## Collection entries

========

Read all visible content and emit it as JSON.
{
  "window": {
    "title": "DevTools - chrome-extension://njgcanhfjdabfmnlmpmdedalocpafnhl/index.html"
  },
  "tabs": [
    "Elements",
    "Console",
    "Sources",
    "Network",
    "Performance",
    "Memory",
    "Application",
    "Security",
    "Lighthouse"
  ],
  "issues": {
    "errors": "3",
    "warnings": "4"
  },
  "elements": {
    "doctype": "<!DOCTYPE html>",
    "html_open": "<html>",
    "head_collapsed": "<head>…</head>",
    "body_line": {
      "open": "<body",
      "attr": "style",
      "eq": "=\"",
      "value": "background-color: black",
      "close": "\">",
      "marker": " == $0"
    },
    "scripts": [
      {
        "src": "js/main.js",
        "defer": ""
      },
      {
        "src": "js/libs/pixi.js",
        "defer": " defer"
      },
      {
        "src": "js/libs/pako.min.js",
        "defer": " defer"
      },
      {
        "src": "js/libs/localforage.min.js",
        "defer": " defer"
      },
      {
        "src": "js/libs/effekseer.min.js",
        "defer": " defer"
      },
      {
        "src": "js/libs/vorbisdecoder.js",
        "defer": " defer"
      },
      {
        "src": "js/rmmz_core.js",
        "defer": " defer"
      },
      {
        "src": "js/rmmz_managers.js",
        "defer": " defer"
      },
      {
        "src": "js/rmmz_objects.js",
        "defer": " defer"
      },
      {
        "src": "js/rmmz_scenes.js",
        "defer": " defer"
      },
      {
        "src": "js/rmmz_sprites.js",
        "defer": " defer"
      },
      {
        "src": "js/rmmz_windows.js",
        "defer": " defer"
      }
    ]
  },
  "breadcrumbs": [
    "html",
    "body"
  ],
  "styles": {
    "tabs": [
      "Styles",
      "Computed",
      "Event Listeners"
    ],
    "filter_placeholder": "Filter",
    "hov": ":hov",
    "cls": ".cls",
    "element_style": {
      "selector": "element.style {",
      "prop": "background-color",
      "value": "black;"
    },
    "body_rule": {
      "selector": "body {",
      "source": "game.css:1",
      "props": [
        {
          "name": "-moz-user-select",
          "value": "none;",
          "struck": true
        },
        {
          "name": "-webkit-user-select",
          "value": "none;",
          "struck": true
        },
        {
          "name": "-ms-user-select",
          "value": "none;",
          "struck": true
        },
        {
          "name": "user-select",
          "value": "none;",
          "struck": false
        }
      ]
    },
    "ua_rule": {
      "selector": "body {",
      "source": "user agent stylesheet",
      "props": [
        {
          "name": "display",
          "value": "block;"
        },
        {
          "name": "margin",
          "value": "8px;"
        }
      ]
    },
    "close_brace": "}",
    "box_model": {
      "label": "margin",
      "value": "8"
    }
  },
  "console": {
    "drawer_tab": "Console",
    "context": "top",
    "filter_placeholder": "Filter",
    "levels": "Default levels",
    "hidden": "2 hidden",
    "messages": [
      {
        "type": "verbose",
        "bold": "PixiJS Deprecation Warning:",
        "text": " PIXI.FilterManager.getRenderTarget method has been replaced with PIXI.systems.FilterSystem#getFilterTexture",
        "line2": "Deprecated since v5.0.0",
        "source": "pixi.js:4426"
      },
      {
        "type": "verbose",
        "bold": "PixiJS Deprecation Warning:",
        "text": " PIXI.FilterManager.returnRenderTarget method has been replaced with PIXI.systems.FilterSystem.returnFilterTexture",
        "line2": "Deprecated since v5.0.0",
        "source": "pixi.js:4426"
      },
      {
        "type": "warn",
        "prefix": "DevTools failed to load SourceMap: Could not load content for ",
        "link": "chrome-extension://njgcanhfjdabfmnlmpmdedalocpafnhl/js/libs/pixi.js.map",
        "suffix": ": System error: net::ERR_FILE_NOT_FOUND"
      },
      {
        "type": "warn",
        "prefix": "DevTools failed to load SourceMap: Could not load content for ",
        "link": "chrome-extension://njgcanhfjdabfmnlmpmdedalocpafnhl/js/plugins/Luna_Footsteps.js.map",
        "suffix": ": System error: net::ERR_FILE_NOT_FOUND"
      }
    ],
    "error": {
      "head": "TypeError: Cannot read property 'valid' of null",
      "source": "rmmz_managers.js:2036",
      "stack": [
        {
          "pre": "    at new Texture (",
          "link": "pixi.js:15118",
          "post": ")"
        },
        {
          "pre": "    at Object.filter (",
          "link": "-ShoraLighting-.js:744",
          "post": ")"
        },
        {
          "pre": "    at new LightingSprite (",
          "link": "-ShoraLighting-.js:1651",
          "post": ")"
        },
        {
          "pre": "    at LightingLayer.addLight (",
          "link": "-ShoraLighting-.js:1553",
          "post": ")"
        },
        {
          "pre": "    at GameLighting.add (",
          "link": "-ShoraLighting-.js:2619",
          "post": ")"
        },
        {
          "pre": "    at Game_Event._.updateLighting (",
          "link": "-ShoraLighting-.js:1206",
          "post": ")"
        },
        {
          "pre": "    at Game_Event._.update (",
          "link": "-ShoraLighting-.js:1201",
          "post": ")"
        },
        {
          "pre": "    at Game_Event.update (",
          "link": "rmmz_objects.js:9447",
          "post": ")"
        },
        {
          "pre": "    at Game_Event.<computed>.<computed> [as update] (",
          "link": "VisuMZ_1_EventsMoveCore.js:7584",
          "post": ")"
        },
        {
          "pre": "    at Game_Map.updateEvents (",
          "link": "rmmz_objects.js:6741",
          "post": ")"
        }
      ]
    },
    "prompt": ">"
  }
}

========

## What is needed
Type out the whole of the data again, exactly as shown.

## Response box
Read all visible content and emit it as JSON.
{
  "window": {
    "title": "DevTools - chrome-extension://njgcanhfjdabfmnlmpmdedalocpafnhl/index.html"
  },
  "tabs": [
    "Elements",
    "Console",
    "Sources",
    "Network",
    "Performance",
    "Memory",
    "Application",
    "Security",
    "Lighthouse"
  ],
  "issues": {
    "errors": "3",
    "warnings": "4"
  },
  "elements": {
    "doctype": "<!DOCTYPE html>",
    "html_open": "<html>",
    "head_collapsed": "<head>…</head>",
    "body_line": {
      "open": "<body",
      "attr": "style",
      "eq": "=\"",
      "value": "background-color: black",
      "close": "\">",
      "marker": " == $0"
    },
    "scripts": [
      {
        "src": "js/main.js",
        "defer": ""
      },
      {
        "src": "js/libs/pixi.js",
        "defer": " defer"
      },
      {
        "src": "js/libs/pako.min.js",
        "defer": " defer"
      },
      {
        "src": "js/libs/localforage.min.js",
        "defer": " defer"
      },
      {
        "src": "js/libs/effekseer.min.js",
        "defer": " defer"
      },
      {
        "src": "js/libs/vorbisdecoder.js",
        "defer": " defer"
      },
      {
        "src": "js/rmmz_core.js",
        "defer": " defer"
      },
      {
        "src": "js/rmmz_managers.js",
        "defer": " defer"
      },
      {
        "src": "js/rmmz_objects.js",
        "defer": " defer"
      },
      {
        "src": "js/rmmz_scenes.js",
        "defer": " defer"
      },
      {
        "src": "js/rmmz_sprites.js",
        "defer": " defer"
      },
      {
        "src": "js/rmmz_windows.js",
        "defer": " defer"
      }
    ]
  },
  "breadcrumbs": [
    "html",
    "body"
  ],
  "styles": {
    "tabs": [
      "Styles",
      "Computed",
      "Event Listeners"
    ],
    "filter_placeholder": "Filter",
    "hov": ":hov",
    "cls": ".cls",
    "element_style": {
      "selector": "element.style {",
      "prop": "background-color",
      "value": "black;"
    },
    "body_rule": {
      "selector": "body {",
      "source": "game.css:1",
      "props": [
        {
          "name": "-moz-user-select",
          "value": "none;",
          "struck": true
        },
        {
          "name": "-webkit-user-select",
          "value": "none;",
          "struck": true
        },
        {
          "name": "-ms-user-select",
          "value": "none;",
          "struck": true
        },
        {
          "name": "user-select",
          "value": "none;",
          "struck": false
        }
      ]
    },
    "ua_rule": {
      "selector": "body {",
      "source": "user agent stylesheet",
      "props": [
        {
          "name": "display",
          "value": "block;"
        },
        {
          "name": "margin",
          "value": "8px;"
        }
      ]
    },
    "close_brace": "}",
    "box_model": {
      "label": "margin",
      "value": "8"
    }
  },
  "console": {
    "drawer_tab": "Console",
    "context": "top",
    "filter_placeholder": "Filter",
    "levels": "Default levels",
    "hidden": "2 hidden",
    "messages": [
      {
        "type": "verbose",
        "bold": "PixiJS Deprecation Warning:",
        "text": " PIXI.FilterManager.getRenderTarget method has been replaced with PIXI.systems.FilterSystem#getFilterTexture",
        "line2": "Deprecated since v5.0.0",
        "source": "pixi.js:4426"
      },
      {
        "type": "verbose",
        "bold": "PixiJS Deprecation Warning:",
        "text": " PIXI.FilterManager.returnRenderTarget method has been replaced with PIXI.systems.FilterSystem.returnFilterTexture",
        "line2": "Deprecated since v5.0.0",
        "source": "pixi.js:4426"
      },
      {
        "type": "warn",
        "prefix": "DevTools failed to load SourceMap: Could not load content for ",
        "link": "chrome-extension://njgcanhfjdabfmnlmpmdedalocpafnhl/js/libs/pixi.js.map",
        "suffix": ": System error: net::ERR_FILE_NOT_FOUND"
      },
      {
        "type": "warn",
        "prefix": "DevTools failed to load SourceMap: Could not load content for ",
        "link": "chrome-extension://njgcanhfjdabfmnlmpmdedalocpafnhl/js/plugins/Luna_Footsteps.js.map",
        "suffix": ": System error: net::ERR_FILE_NOT_FOUND"
      }
    ],
    "error": {
      "head": "TypeError: Cannot read property 'valid' of null",
      "source": "rmmz_managers.js:2036",
      "stack": [
        {
          "pre": "    at new Texture (",
          "link": "pixi.js:15118",
          "post": ")"
        },
        {
          "pre": "    at Object.filter (",
          "link": "-ShoraLighting-.js:744",
          "post": ")"
        },
        {
          "pre": "    at new LightingSprite (",
          "link": "-ShoraLighting-.js:1651",
          "post": ")"
        },
        {
          "pre": "    at LightingLayer.addLight (",
          "link": "-ShoraLighting-.js:1553",
          "post": ")"
        },
        {
          "pre": "    at GameLighting.add (",
          "link": "-ShoraLighting-.js:2619",
          "post": ")"
        },
        {
          "pre": "    at Game_Event._.updateLighting (",
          "link": "-ShoraLighting-.js:1206",
          "post": ")"
        },
        {
          "pre": "    at Game_Event._.update (",
          "link": "-ShoraLighting-.js:1201",
          "post": ")"
        },
        {
          "pre": "    at Game_Event.update (",
          "link": "rmmz_objects.js:9447",
          "post": ")"
        },
        {
          "pre": "    at Game_Event.<computed>.<computed> [as update] (",
          "link": "VisuMZ_1_EventsMoveCore.js:7584",
          "post": ")"
        },
        {
          "pre": "    at Game_Map.updateEvents (",
          "link": "rmmz_objects.js:6741",
          "post": ")"
        }
      ]
    },
    "prompt": ">"
  }
}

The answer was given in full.